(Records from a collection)
::::
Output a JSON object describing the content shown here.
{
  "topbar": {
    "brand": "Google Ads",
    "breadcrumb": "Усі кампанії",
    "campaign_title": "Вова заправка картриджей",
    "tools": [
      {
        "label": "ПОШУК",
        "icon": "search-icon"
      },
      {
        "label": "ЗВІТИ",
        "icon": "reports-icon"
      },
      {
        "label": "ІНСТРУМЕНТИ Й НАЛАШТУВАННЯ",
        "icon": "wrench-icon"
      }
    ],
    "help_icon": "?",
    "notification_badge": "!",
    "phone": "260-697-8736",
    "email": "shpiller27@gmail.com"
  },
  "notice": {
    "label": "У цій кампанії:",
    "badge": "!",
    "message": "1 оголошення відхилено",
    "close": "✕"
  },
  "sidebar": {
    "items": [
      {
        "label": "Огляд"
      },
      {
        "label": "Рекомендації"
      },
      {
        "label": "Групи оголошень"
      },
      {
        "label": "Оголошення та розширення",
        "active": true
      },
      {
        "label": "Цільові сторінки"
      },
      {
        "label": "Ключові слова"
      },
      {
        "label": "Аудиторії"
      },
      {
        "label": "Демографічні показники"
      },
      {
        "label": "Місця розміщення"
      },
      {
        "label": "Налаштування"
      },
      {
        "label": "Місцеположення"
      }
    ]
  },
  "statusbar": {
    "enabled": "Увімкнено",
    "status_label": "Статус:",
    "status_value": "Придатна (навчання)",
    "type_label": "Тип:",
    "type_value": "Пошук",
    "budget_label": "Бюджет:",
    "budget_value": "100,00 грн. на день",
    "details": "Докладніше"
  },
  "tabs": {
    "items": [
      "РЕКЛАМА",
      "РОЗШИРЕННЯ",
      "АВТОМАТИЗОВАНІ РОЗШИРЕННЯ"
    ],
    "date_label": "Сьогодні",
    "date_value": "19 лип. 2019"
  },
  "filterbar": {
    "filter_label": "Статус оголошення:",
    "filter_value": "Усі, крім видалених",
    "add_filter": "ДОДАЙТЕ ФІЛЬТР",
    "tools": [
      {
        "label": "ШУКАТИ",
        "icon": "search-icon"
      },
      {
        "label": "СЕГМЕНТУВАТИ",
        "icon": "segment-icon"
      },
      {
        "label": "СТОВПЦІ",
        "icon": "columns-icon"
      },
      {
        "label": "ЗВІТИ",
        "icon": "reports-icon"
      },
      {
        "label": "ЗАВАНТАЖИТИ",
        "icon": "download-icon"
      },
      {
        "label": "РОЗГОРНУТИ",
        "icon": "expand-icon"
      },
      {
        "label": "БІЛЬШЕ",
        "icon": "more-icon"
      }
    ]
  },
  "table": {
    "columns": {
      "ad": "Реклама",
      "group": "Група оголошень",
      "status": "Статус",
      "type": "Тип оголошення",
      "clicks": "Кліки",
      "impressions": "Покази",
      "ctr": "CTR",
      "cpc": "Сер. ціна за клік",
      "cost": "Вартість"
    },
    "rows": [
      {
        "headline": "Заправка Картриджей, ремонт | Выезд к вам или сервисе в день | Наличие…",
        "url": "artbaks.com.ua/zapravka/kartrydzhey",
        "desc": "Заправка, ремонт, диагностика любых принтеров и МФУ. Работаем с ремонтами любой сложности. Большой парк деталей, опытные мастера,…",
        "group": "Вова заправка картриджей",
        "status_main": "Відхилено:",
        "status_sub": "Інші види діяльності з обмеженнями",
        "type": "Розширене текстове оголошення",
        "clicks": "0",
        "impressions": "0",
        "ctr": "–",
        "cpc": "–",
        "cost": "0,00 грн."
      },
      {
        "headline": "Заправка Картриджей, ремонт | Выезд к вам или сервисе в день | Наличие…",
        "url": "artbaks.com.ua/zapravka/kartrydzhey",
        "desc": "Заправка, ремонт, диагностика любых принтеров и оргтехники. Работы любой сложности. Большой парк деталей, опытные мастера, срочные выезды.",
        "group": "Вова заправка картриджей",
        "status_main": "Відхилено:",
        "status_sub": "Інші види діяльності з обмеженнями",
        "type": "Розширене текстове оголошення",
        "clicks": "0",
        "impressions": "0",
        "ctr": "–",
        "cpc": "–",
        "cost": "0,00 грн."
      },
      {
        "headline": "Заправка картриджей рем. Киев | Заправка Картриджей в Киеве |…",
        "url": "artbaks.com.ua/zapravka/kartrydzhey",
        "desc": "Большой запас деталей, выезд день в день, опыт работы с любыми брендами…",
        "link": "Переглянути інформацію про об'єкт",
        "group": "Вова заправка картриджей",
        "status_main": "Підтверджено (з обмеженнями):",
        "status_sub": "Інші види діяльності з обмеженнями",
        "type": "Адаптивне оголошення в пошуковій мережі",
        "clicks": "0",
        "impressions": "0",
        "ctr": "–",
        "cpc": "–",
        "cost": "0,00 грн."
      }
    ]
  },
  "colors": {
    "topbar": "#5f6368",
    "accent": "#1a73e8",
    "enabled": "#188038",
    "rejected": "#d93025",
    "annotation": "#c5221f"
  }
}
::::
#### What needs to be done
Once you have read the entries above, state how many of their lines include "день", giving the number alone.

#### Completed exercise
4